The star of food blogs and staple of Instagrammable breakfasts, the avocado has shot to celebrity status in recent years. Prized for its soft, rich flesh and vibrant green colouration, we get through a lot of them. In 2015 in America alone, over 4.5 billion individual avocados were bought and sold - more than double the number from 2005. The size and scale of this industry should not be underestimated.
Our modern avocado obsession comes at a cost. The fruit only thrives in very specific environmental conditions and requires hot, humid weather coupled with nutrient-rich soil. In wealthy northern economies - where there is greatest demand - such conditions are few and far between. However, the avo hungry middle classes and millennial food photographers still need to get their fix from somewhere. Hence around 85 per cent of the avocados purchased in America are imported, the vast majority of which come from Mexico.
The level of interest, both in America and around the world, has seen the Latin American country develop into the world’s single biggest producer of avocados. Nearly half of all avocados consumed in the US come from Mexico, totalling nearly two billion in 2016. The industry’s value to the country’s economy cannot be overstated. Estimates suggest that the US/Mexico market alone is worth $1.7bn, on top of the trade Mexico enjoys with the rest of the world. In the farming state of Michoacan - which produces half of all avocados consumed globally - it’s estimated that 9 out of every 10 pesos come from the fruit. Unfortunately, in a nation that has for many years been defined by another, far more shadowy business, these sorts of numbers have ended up attracting the wrong sort of attention.

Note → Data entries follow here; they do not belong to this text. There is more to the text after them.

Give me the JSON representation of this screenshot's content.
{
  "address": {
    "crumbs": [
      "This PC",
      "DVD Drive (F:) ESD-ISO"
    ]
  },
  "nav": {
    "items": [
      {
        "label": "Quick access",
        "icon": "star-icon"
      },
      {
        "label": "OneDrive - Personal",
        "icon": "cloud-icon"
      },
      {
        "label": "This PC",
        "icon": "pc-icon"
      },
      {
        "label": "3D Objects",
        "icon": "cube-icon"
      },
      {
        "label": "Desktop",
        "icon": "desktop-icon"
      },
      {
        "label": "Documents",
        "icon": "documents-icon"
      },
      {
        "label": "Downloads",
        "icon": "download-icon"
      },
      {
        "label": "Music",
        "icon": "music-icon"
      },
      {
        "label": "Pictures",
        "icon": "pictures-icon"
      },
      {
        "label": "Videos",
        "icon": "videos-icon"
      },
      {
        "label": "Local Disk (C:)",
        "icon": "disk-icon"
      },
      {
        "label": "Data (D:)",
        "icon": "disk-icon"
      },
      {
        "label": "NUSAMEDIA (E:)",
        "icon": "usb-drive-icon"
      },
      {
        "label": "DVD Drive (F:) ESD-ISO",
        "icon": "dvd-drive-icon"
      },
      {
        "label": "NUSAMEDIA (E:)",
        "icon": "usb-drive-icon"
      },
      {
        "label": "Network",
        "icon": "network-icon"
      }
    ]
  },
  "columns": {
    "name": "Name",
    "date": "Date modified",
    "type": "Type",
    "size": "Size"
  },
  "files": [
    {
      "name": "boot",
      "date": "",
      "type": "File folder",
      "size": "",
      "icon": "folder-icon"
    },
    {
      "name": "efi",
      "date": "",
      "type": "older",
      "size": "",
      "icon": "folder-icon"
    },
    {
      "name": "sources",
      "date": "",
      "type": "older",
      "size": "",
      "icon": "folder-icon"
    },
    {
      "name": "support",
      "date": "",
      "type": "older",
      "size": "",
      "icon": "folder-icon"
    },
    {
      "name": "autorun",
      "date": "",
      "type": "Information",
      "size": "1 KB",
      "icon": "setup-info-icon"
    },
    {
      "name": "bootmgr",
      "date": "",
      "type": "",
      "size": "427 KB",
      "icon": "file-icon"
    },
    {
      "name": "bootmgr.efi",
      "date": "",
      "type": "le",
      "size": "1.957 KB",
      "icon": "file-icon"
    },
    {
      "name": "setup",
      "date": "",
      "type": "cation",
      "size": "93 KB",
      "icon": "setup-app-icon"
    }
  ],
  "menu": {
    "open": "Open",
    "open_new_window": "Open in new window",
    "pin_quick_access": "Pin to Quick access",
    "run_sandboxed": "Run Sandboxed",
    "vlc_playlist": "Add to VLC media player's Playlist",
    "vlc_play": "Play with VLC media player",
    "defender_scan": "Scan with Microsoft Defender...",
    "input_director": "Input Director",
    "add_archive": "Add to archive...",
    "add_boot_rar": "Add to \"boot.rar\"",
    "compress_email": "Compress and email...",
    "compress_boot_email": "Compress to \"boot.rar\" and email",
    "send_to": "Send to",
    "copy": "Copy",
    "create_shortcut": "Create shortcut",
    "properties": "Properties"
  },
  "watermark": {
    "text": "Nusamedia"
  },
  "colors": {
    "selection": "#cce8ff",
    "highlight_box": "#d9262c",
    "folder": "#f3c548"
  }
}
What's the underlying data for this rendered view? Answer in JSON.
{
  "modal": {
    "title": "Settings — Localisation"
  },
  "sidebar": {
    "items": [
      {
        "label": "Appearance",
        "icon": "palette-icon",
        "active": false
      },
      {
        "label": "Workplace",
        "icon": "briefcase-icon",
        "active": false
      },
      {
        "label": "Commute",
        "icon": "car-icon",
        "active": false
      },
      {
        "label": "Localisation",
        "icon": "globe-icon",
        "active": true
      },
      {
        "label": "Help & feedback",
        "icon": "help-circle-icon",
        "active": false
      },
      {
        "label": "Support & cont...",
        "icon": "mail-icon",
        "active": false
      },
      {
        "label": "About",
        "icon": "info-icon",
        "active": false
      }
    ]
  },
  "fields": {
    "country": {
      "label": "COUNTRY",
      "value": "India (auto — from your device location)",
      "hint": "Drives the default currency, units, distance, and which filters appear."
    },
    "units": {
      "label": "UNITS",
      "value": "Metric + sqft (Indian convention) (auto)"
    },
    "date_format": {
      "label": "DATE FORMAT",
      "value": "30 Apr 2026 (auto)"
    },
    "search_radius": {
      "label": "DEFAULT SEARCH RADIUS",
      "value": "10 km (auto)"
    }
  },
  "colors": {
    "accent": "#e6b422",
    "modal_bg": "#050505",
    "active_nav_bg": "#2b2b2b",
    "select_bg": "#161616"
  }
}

Mexico’s drug cartels are notorious for their power and brutality. Many states, including Michoacan, continue to be ravaged by continuing conflict with the cartels of the cocaine trade. For decades now, the passage of drugs from Latin and South America has been an established black market industry worth billions of dollars each year. In a nation that enjoyed little other trade with America, drugs were the only obvious way for the cartels to make money. However, as the avocado industry has grown, other possibilities have opened up.
The result is that many cartels have sought to extort and exploit avocado producers at every opportunity. For many years, the drug lords exercised lethal control over farmers, threatening violence if they were not cut in on the growers’ legitimate business operations. If "protection money" was not paid, entire crops would be burned or worse still, farmers and their families would be kidnapped and executed. During the noughties, the ongoing war with the cartels cast a shadow over an industry that was becoming ever more essential to Mexico’s developing economy.
Early responses proved to be largely ineffective. Both the size and remoteness of many avocado plantations make tracking and punishing violent perpetrators a near impossible task for local law enforcement, whose resources are often stretched thin. Given the limited success that Mexico has enjoyed in stemming the drug trade, it’s unsurprising that a centralised solution to the avocado problem has also been elusive.
However, despite the dangers, there have been signs of a fightback from the honest avocado growers of Mexico. In Michoacan, one town in particular has united against the barbarism of the cartels and taken the law into their own hands. Tancitaro - which was, until recently, considered one of the most dangerous areas in the entire country - is built on the avocado trade. The success of its plantations made it a ripe target for criminal gangs. Before long, the community was engulfed in conflict. Official statistics state that between 2005 and 2016, there were a little over 8,500 murders in a town with a current population of just under 30,000.
Isolated from effective law enforcement and tired of the influence of the cartels, local farmers banded together to fight back, forming a new vigilante paramilitary organisation. Armed with old army equipment, including AK-47s and high powered M-1 rifles, every farmer in Tancitaro is now equipped and prepared to stave off assault from those who would look to profit from their hard work. The Tancitaro Public Security Force are now the dominant presence in the area, conducting regular armed patrols to protect the interests of all local growers.
Despite the presence of official local law enforcement, it’s clear that the vigilantes now hold the power in Tancitaro. Though their brand of police work is certainly neither authorised nor orthodox, and even perhaps illegal, there can be little doubting its success. Since the avocado growers association took control of the town a few years ago, murder rates have plummeted and kidnappings even dropped to zero in 2016. Though it remains to be seen how effective a long-term solution these measures may be, for now, Tancitaro proves that the fight against the cartels is far from hopeless.
While it’s easy to take our favourite soft green fruit for granted, it is worth remembering the struggle and sacrifice involved in getting it to our plate. Though the avocado industry remains a shady and questionable operation in many cases, examples like Tancitaro and the work done by food activists across Latin America shows that the tide is beginning to turn. If you want to be sure of where your produce came from, buying fruit marked with a Fair Trade sticker, or other sustainability-focused organisations, guarantees its ethical origins. Avocados may continue to be on food’s front line, but there are signs that this is a battle that can be won.